As a former senior researcher, writer, and solution evangelist for Radware, Tammy Everts spent years researching the technical, business, and human factor sides of web/application performance. Before joining Radware, Tammy shared her research findings through countless blog posts, presentations, case studies, whitepapers, articles, reports, and infographics for Strangeloop Networks.
Last fall, Twitter founder Ev Williams gave an excellent talk at XOXO* in which he nailed down what makes some online ventures succeed, and others fail:
Yes, your company needs to have rock-solid technology and excellent management, but if what you’re offering doesn’t somehow make your users’ lives easier, then it will fail. So, how do we define convenience? According to Williams:
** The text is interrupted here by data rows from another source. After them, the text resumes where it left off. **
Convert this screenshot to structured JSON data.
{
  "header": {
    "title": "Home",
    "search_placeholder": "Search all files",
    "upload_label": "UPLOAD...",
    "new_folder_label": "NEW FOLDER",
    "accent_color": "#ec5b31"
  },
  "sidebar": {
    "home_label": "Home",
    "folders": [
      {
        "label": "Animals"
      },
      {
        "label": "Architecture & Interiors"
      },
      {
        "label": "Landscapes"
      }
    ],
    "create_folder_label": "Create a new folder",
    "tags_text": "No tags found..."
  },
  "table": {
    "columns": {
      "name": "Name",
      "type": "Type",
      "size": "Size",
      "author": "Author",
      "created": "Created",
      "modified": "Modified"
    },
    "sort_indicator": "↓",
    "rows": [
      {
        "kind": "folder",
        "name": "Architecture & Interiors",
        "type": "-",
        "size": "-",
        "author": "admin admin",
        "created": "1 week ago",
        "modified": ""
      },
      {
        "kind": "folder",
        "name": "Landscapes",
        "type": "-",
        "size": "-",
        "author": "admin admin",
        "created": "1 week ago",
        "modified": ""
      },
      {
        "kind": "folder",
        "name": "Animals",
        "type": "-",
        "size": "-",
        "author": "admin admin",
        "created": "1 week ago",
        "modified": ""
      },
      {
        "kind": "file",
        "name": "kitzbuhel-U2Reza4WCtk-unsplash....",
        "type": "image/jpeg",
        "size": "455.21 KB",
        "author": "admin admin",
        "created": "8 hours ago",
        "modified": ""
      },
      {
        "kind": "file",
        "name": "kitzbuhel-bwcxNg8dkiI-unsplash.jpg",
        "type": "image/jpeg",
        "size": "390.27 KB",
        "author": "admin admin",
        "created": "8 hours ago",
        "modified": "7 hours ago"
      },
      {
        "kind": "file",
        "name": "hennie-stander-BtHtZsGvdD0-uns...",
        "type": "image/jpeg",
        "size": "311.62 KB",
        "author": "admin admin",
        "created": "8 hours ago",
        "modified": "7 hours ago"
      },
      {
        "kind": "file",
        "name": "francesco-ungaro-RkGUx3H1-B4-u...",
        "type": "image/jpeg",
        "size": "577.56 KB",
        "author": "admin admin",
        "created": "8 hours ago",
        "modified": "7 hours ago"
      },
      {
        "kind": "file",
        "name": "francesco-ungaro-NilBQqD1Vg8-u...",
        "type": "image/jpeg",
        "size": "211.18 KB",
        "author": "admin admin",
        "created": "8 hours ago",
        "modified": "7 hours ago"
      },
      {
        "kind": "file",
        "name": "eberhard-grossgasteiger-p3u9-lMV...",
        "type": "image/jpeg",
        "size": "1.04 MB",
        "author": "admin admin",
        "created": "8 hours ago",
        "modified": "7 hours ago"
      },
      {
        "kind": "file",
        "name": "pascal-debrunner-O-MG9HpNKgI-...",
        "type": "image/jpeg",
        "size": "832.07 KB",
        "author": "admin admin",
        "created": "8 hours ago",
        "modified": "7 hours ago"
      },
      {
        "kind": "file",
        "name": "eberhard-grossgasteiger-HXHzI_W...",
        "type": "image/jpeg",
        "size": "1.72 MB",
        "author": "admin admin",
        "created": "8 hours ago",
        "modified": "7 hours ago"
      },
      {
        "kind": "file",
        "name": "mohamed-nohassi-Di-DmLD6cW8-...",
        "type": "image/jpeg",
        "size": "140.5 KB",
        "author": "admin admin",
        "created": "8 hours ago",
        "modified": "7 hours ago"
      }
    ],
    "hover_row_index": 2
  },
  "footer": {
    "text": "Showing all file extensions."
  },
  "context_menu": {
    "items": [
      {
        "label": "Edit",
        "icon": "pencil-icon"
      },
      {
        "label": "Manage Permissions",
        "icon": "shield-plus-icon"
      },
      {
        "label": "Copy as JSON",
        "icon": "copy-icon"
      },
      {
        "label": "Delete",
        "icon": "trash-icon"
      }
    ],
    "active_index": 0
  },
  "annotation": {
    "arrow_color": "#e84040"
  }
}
Like most clickbait, the title of this post isn’t quite accurate. For one thing, this post isn’t about a trick, it’s about a technique that’s been painstakingly developed and tested over the course of the past six years. And it isn’t weird — unless you think really, really smart ideas are weird.
Earlier this month, we released our quarterly State of the Union for ecommerce web performance. Today, I want to share the poster version of the infographics we created to accompany the report. Feel free to download and share. And if you have any questions about any of these findings, let me know.
While TTI has improved since our last quarterly report, there is still a lot of room for improvement. To take a glass-half-full attitude, this represents a great opportunity for site owners who are ready to take the lead in delivering faster Time to Interact (TTI) for their shoppers.
Our newest quarterly performance state of the union, released earlier this week, analyzes the load time of the top 500 ecommerce sites and compares their current performance to their performance one year ago. Among other things, we learned that the median web page takes 9.3 seconds to load -- a 21% slowdown in the past twelve months.
While analyzing frame-by-frame page loads of the top 100 retail websites (for our most recent State of the Union for ecommerce web performance), I discovered that a surprising number of sites were making the same three design/usability mistakes over and over. These mistakes had a huge impact on how the pages rendered, and ultimately on the end user experience.
2013 was a great year for Radware on the research front. We released numerous studies and blog posts about topics ranging from ecommerce performance to the neuroscience behind mobile user expectations. Below I've corralled 55 amazing things you should know about how your visitors use the web.
It wouldn't be January without a crop of predictions for the new year, would it? I wouldn't call these predictions, exactly. I'm not a prophet. No crystal ball here. I'm just looking at trends, and perhaps applying a little hopeful thinking. 🙂